The emails, however, depict a desperate search by Breedlove to build his case for escalating the conflict, contacting colleagues and friends for intelligence to illustrate the Russian threat. Karber, who visited Ukrainian politicians and officials in Kiev on several occasions, sent frequent messages to Breedlove — “per your request,” he noted — regarding information he had received about separatist military forces and Russian troop movements. In several updates, Breedlove received military data sourced from Twitter and social media.
Karber, the president of the Potomac Foundation, became the center of a related scandal last year when it was discovered that he had facilitated a meeting during which images of purported Russian forces in Ukraine were distributed to the office of Sen. James Inhofe, R-Okla., and were published by a neoconservative blog. The pictures turned out to be a deception; one supposed picture of Russian tanks in Ukraine was, in fact, an old photograph of Russian tanks in Ossetia during the war with Georgia.
Breedlove stayed in close contact with Karber and other officials who shared his views on the Ukrainian conflict.
“Phil, can’t we get a statement to counteract the Russians on use of force? what can I do to help? If the Ukrainians lose control of the narrative, the Russians will see it as an open door,” wrote retired Gen. Wesley Clark, who forwarded on his messages with Victoria Nuland, the assistant secretary of state for European and Eurasian affairs. He also passed along concerns from the Bulgarian president that Bulgaria might be Russia’s next target.
In other messages, Clark relayed specific requests for the types of military aid desired by Ukrainian officials. In addition to radar systems and other forms of military equipment, Clark recommended that Breedlove “encourage Ukraine to hire some first rate pr firms and crisis communications firms in U.S. and Europe.” He added, “They need the right tools to engage in information warfare.”
Ukraine did hire several D.C. lobbying and communication firms to influence policymakers. In June 2015, the government signed a deal with APCO Worldwide, an influential firm with ties to senior Democratic and Republican officials.

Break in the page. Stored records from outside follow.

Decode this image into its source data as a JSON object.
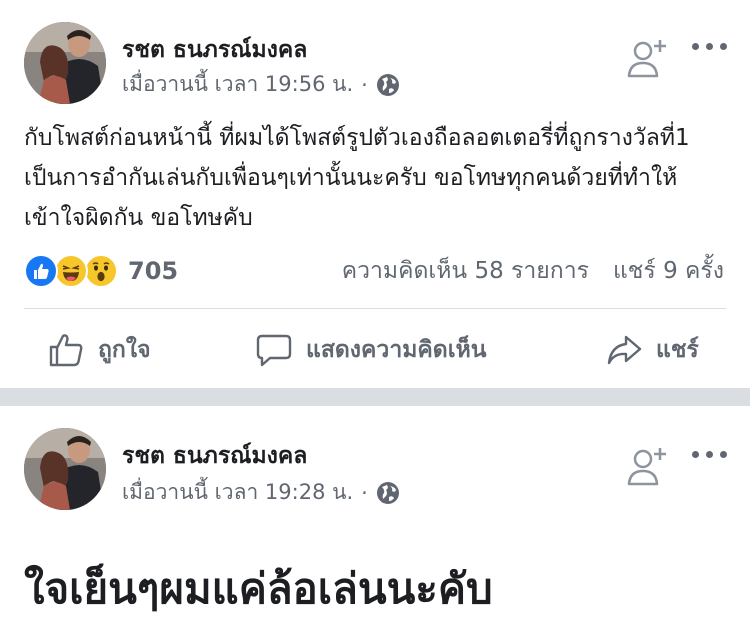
{
  "posts": [
    {
      "author": "รชต ธนภรณ์มงคล",
      "time": "เมื่อวานนี้ เวลา 19:56 น.",
      "separator_dot": "·",
      "text": "กับโพสต์ก่อนหน้านี้ ที่ผมได้โพสต์รูปตัวเองถือลอตเตอรี่ที่ถูกรางวัลที่1 เป็นการอำกันเล่นกับเพื่อนๆเท่านั้นนะครับ ขอโทษทุกคนด้วยที่ทำให้เข้าใจผิดกัน  ขอโทษคับ",
      "reaction_count": "705",
      "comments": "ความคิดเห็น 58 รายการ",
      "shares": "แชร์ 9 ครั้ง",
      "actions": {
        "like": "ถูกใจ",
        "comment": "แสดงความคิดเห็น",
        "share": "แชร์"
      }
    },
    {
      "author": "รชต ธนภรณ์มงคล",
      "time": "เมื่อวานนี้ เวลา 19:28 น.",
      "separator_dot": "·",
      "text": "ใจเย็นๆผมแค่ล้อเล่นนะคับ"
    }
  ],
  "icons": {
    "avatar": "profile-photo",
    "privacy": "globe-icon",
    "add_friend": "add-friend-icon",
    "more": "more-options-icon",
    "reactions": [
      "like-reaction-icon",
      "haha-reaction-icon",
      "wow-reaction-icon"
    ],
    "like": "thumbs-up-icon",
    "comment": "comment-bubble-icon",
    "share": "share-arrow-icon"
  },
  "colors": {
    "text": "#1c1e21",
    "secondary": "#606770",
    "like_blue": "#1877f2",
    "reaction_yellow": "#f7c62b",
    "separator": "#dadde1"
  }
}
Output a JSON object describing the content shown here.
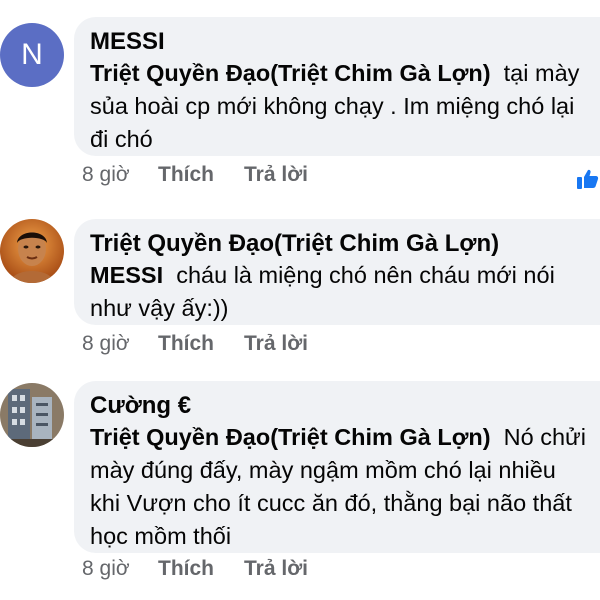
{
  "comments": [
    {
      "avatar_letter": "N",
      "author": "MESSI",
      "mention": "Triệt Quyền Đạo(Triệt Chim Gà Lợn)",
      "text": "tại mày sủa hoài cp mới không chạy . Im miệng chó lại đi chó",
      "time": "8 giờ",
      "like_label": "Thích",
      "reply_label": "Trả lời",
      "reaction_icon": "thumbs-up-icon"
    },
    {
      "avatar_icon": "user-photo-avatar",
      "author": "Triệt Quyền Đạo(Triệt Chim Gà Lợn)",
      "mention": "MESSI",
      "text": "cháu là miệng chó nên cháu mới nói như vậy ấy:))",
      "time": "8 giờ",
      "like_label": "Thích",
      "reply_label": "Trả lời"
    },
    {
      "avatar_icon": "building-photo-avatar",
      "author": "Cường €",
      "mention": "Triệt Quyền Đạo(Triệt Chim Gà Lợn)",
      "text": "Nó chửi mày đúng đấy, mày ngậm mồm chó lại nhiều khi Vượn cho ít cucc ăn đó, thằng bại não thất học mồm thối",
      "time": "8 giờ",
      "like_label": "Thích",
      "reply_label": "Trả lời"
    }
  ],
  "colors": {
    "bubble": "#f0f2f5",
    "avatar_letter_bg": "#5b6ec4",
    "meta_text": "#65676b",
    "like_blue": "#1877f2"
  }
}
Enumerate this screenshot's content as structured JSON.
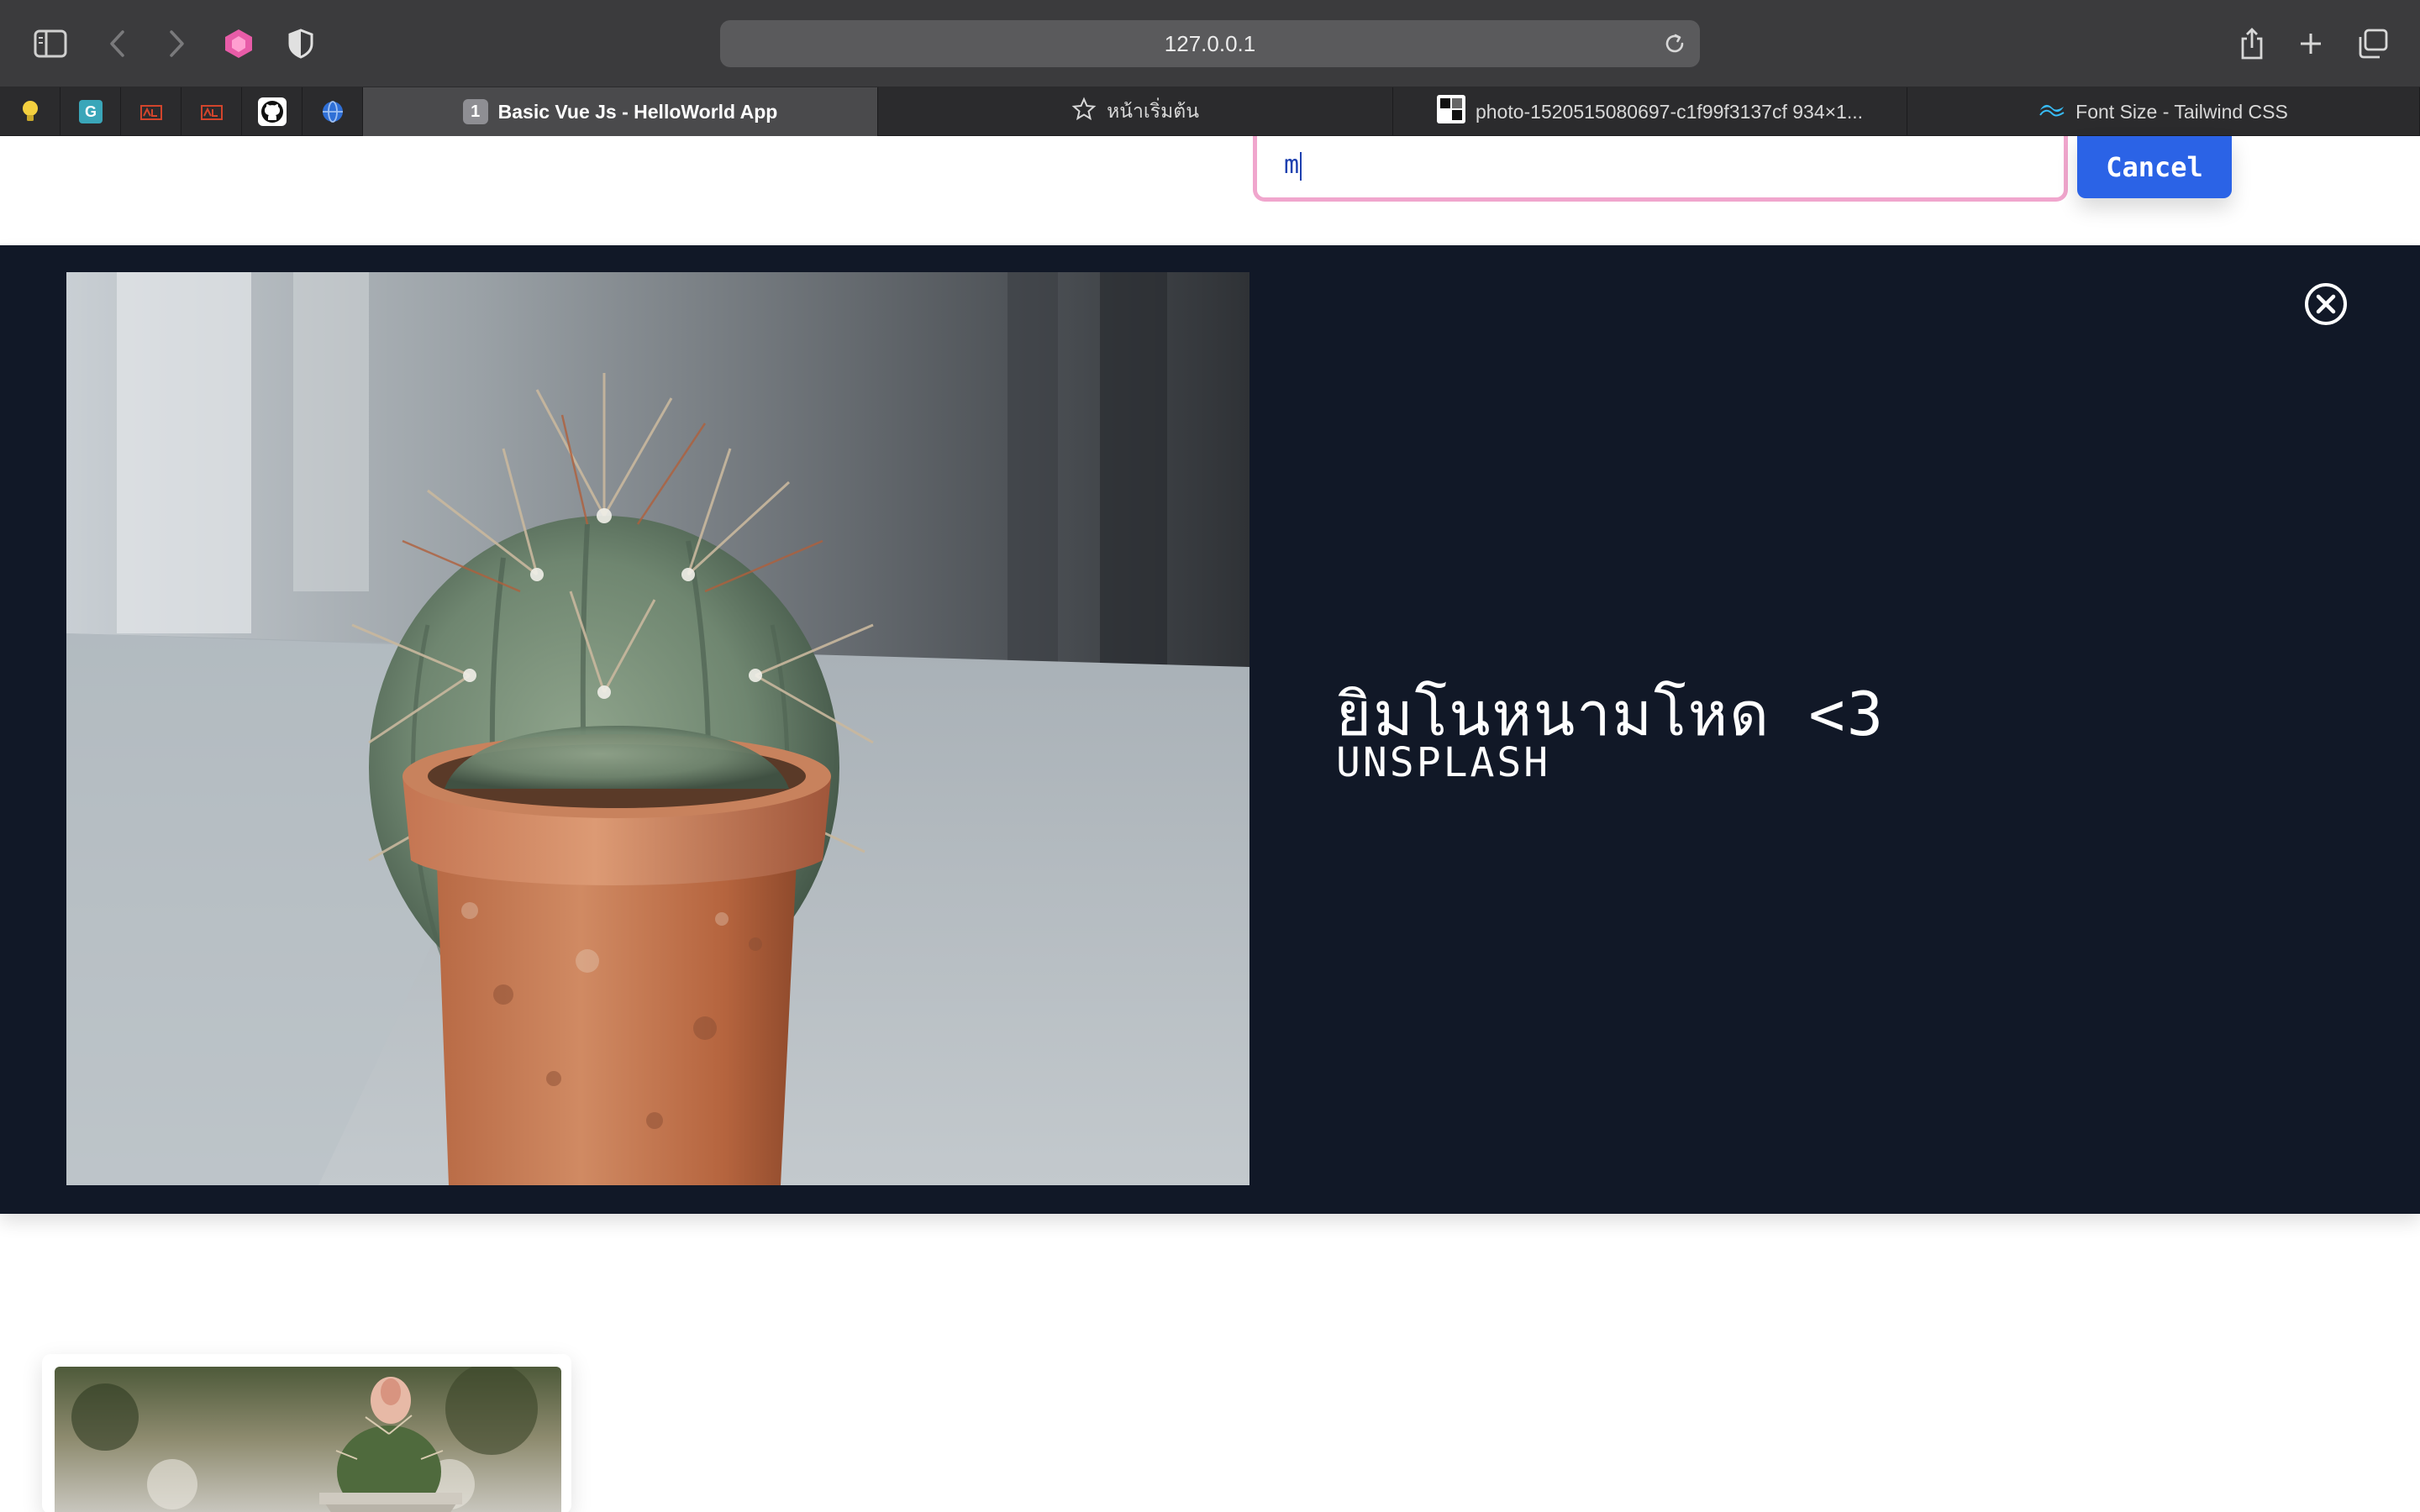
{
  "browser": {
    "url": "127.0.0.1",
    "tabs": [
      {
        "label": "Basic Vue Js - HelloWorld App",
        "badge": "1",
        "active": true
      },
      {
        "label": "หน้าเริ่มต้น",
        "active": false
      },
      {
        "label": "photo-1520515080697-c1f99f3137cf 934×1...",
        "active": false
      },
      {
        "label": "Font Size - Tailwind CSS",
        "active": false
      }
    ]
  },
  "search": {
    "value": "m",
    "cancel_label": "Cancel"
  },
  "modal": {
    "title": "ยิมโนหนามโหด <3",
    "subtitle": "UNSPLASH",
    "background": "#111827"
  },
  "colors": {
    "accent": "#2b63e6",
    "input_border": "#f0a6cd"
  }
}
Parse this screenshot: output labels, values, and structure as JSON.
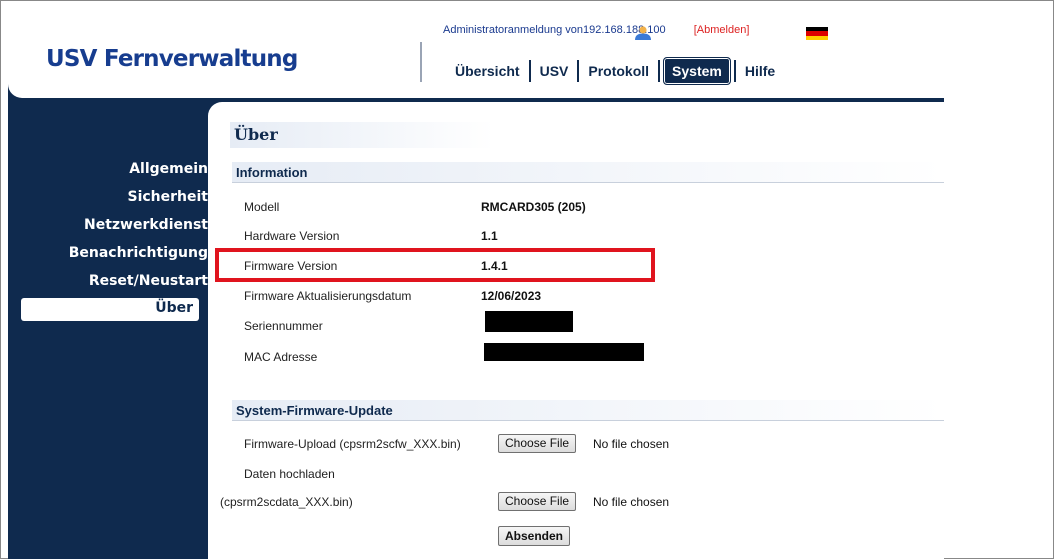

In an email in February 2015, Karber told Breedlove that “Pakistan has, under the table, offered Ukraine 500 TOW-II launchers (man-portable version) and 8,000 TOW-II missiles,” adding that deliveries of the anti-tank weapons could begin by the end of the month. “However,” Karber wrote, “Pakistan will not make these deliveries without U.S. approval; moreover they will not even request that approval unless they have informal assurance that it would be approved.”
Karber told The Intercept that the Pakistani arms deal never materialized.
Breedlove was most recently in the news explaining that he now thinks we need to talk to the Russian government to resolve the conflict in Ukraine. “I think we need to begin to have meaningful dialogue,” he said last week, while reiterating his views on the need for a strong NATO to militarily match Russia. “Russia does understand power, and strength, and unity,” he said.
The emails were released by D.C. Leaks, a database run by self-described “hacktivists” who are collecting the communications of elite stakeholders such as political parties, major politicians, political campaigns, and the military. The website currently has documents revealing some internal communications of the Hillary Clinton presidential campaign and George Soros’s Open Society Foundation, among others.